Windowsill herb plants would seem a great antidote to winter’s visible and culinary blandness, other than that these kinds of crops hardly ever do as perfectly as billed.
The best windowsill herb thrives even with dry air and rather small light circumstances to offer powerful aroma and taste. And it should really be a quite plant in winter.
Those requirements rule out mint, which is as well gangly basil, which wanes in anything less than summer’s warmth and gentle and chives, which are too mild, with just a person buying decimating the plant.
Two herbs do suit the bill for intense aroma and flavor, and splendor. They are … (drum roll) … rosemary (Salvia rosmarinus) and bay laurel (Laurus nobilis).
Both of those are Mediterranean vegetation that prosper in which winters are neat but never frigid. A sunny window in a awesome place is best, but each will do wonderful underneath a lot less than perfect problems.
For rosemary, trying to keep the plant happy and alive implies, higher than all, sustaining a moist soil. Test the soil often, for the reason that rosemary’s stiff leaves never wilt to show their thirst. Of system, you really do not want to drown the plant both, a situation most effective avoided with a potting combine made up of a quarter or additional, by quantity, of perlite, vermiculite or sand.
The white, mealy coating on rosemary’s leaves presents the plant a grayish forged, as if it’s coated with dew. Probably this dewy glance and the wild plants’ proximity to the sea is what prompted the historical Romans to connect with the plant Ros Marinus (“dew of the sea”), the origin of rosemary’s more mature generic name, Rosemarinus.
Even if rosemary had been a homely plant, it would be well worth growing for its scent, which it is eager to release from resin glands on its stems and younger leaves. Established a potted plant near a doorway or a rocking chair, exactly where, with the go of your hand, you can conveniently stir up a cloud of balsamic aroma into the air.
The flavor of rosemary is potent, so only a small quantity is wanted for flavoring. When I want some, I just snip off a couple of sprigs, which also keeps my plant tidy and shapely.
Bay laurel, for its portion, sports broad, dark, evergreen leaves, and a freshly picked leaf wants much more coaxing than rosemary to give up its scent. But what a superb scent it is — much richer than what you are going to sniff from dried leaves out of a jar.
Cooked, its taste commonly infuses soups, tomato sauce, stews and other dishes. Freshly plucked, you will require to definitely crush a leaf to release its aroma.
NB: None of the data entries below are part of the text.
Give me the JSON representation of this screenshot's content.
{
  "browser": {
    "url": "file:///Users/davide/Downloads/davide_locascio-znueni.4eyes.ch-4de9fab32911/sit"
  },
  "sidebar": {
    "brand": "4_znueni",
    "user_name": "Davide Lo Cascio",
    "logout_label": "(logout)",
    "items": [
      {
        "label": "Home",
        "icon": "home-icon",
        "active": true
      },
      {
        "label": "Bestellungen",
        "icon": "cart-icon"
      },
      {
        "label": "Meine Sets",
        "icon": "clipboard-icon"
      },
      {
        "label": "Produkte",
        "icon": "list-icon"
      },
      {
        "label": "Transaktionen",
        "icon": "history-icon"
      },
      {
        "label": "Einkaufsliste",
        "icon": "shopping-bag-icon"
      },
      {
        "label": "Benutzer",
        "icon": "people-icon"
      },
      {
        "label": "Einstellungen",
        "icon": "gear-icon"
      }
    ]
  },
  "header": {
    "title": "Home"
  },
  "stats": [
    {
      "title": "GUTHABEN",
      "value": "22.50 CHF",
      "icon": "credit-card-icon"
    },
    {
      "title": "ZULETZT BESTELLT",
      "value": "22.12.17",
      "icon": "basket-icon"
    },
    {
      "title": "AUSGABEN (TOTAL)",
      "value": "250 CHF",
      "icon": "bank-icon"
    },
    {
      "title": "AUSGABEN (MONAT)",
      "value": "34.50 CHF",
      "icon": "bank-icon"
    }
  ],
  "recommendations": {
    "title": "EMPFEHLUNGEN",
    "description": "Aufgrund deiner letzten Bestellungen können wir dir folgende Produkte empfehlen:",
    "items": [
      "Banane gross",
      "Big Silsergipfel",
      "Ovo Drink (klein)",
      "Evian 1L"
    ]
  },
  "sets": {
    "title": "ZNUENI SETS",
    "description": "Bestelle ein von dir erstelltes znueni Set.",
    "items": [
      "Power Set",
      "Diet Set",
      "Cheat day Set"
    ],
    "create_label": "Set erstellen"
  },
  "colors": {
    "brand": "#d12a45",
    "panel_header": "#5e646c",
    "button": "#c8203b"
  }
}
Rosemary and bay laurel are appealing regardless of whether developed as casual shrubs or trained to the sort of smaller trees. Pruning off all growth besides for a one, vertical stem, then continuously pinching off the idea of that stem and any branches that produce produces a little tree out of both plant.
This sort of “standards,” as miniature trees are known as, can be anyplace from 2 toes substantial on up, based on the height at which you pinch out the initial, vertical stem. About time, that stem will thicken to become a woody trunk. (Unpruned, bay laurel can improve to turn into a 50-foot-tall tree.)
With treatment and standard pruning, a potted bay laurel or rosemary plant can stay for decades. Refresh the soil each individual couple of many years by repotting the plant to a much larger pot or slicing the root ball to cut down its measurement, then placing it back again in the exact same pot with new potting soil in the house opened up.
For a handle (for your rosemary or bay laurel plant), go it outside in spring to bask in sunlight and contemporary air for the summer time. Your vegetation will respect it, and you will recognize the vegetation for their natural beauty and the flavoring and aroma they supply, specially when you shift them back indoors in late fall.
Reich is a horticultural guide and writer who gardens and lives in northern New York condition. He writes a frequent gardening column for the Associated Press and he might be contacted at [email protected]